**Instructions for the task:**
Show each line of the records below where the word "Choose" occurs.

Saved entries
·····
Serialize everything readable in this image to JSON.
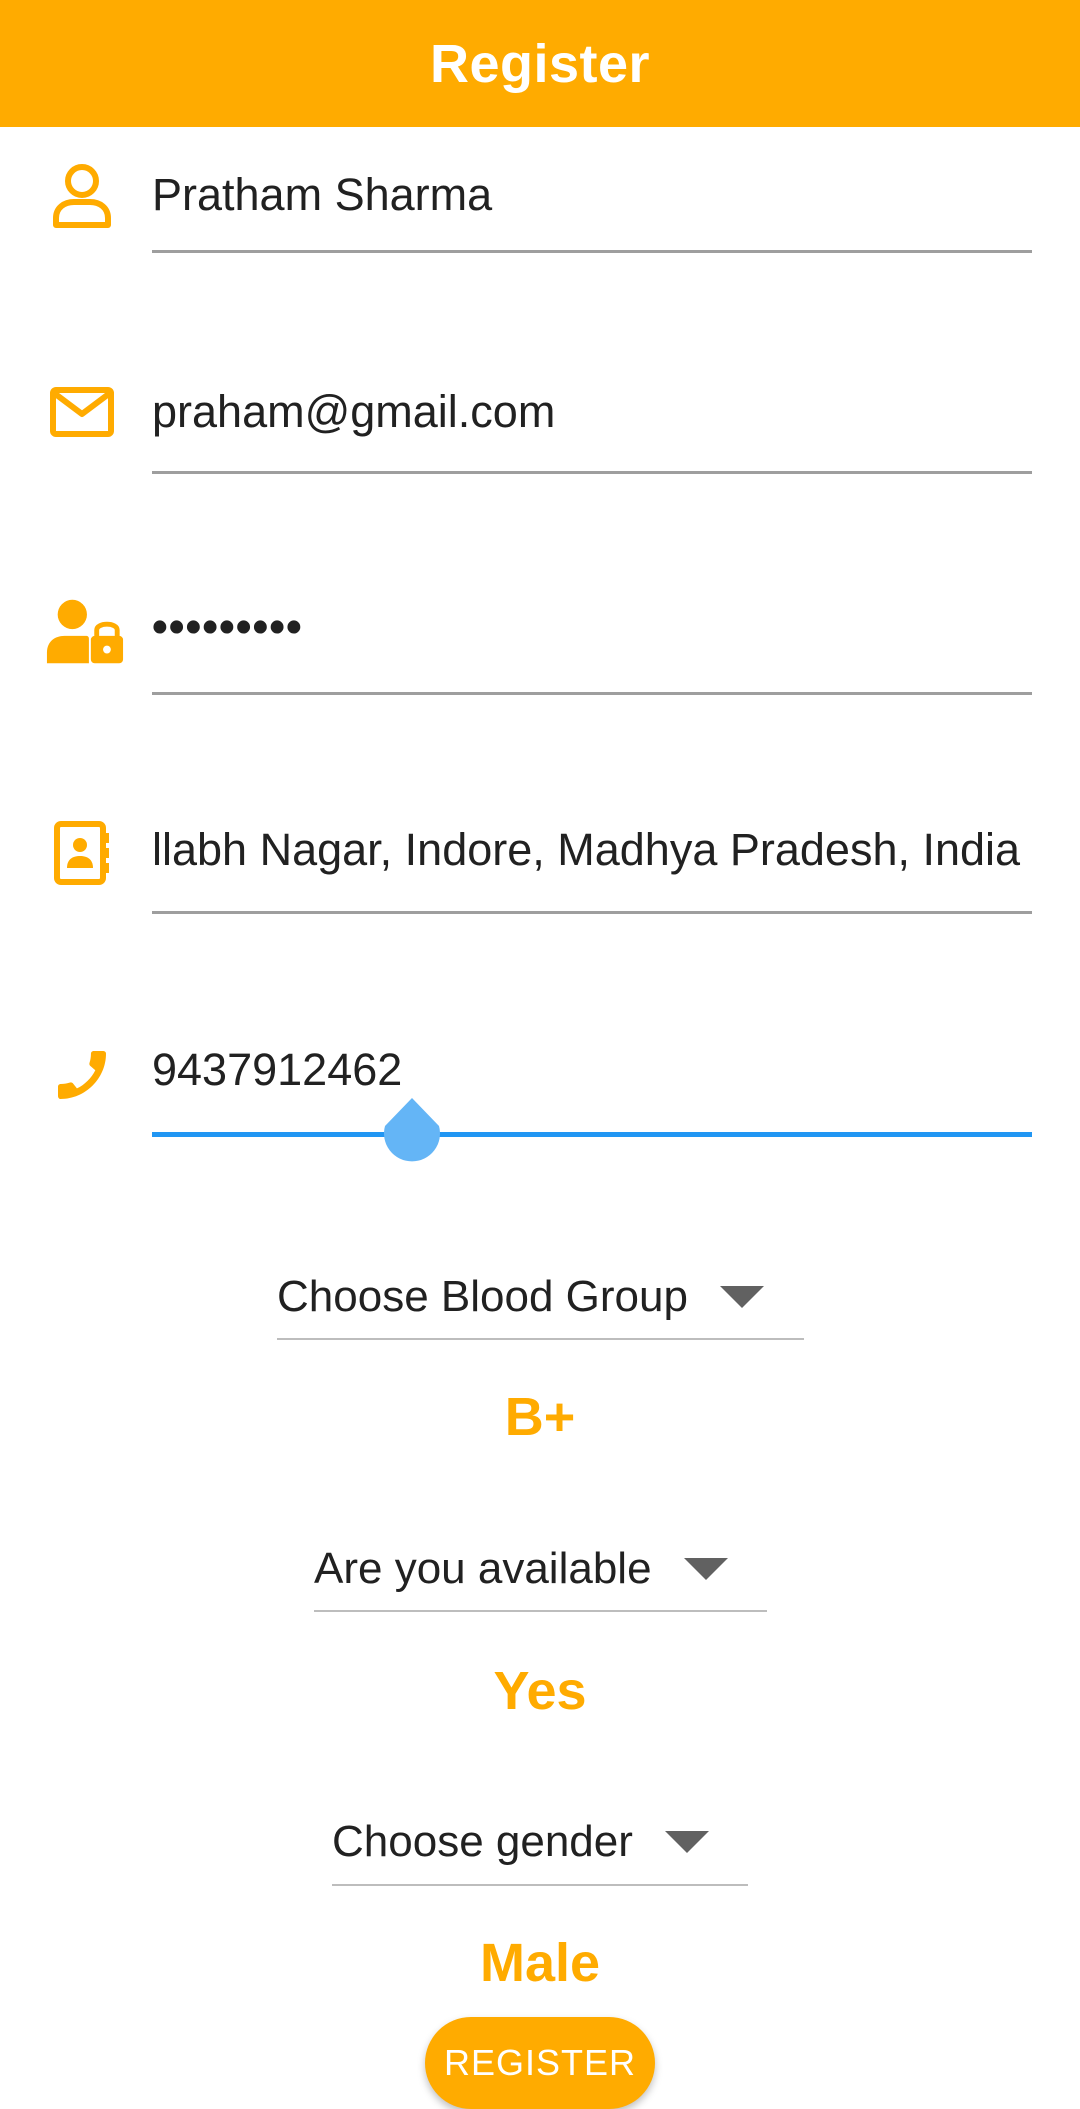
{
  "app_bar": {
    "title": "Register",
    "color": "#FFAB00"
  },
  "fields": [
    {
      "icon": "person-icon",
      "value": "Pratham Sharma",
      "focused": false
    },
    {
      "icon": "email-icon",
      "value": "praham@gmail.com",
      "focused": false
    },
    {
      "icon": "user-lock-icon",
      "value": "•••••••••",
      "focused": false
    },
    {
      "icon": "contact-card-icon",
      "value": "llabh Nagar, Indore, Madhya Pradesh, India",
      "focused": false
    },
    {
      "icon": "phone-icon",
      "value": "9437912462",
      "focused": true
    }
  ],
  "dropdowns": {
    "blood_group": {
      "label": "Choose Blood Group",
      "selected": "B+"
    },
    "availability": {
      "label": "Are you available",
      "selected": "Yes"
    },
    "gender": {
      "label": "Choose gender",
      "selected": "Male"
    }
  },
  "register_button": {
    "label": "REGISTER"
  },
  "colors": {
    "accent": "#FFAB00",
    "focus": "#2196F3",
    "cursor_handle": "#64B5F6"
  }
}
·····
**Your response:**
      "label": "Choose Blood Group",
      "label": "Choose gender",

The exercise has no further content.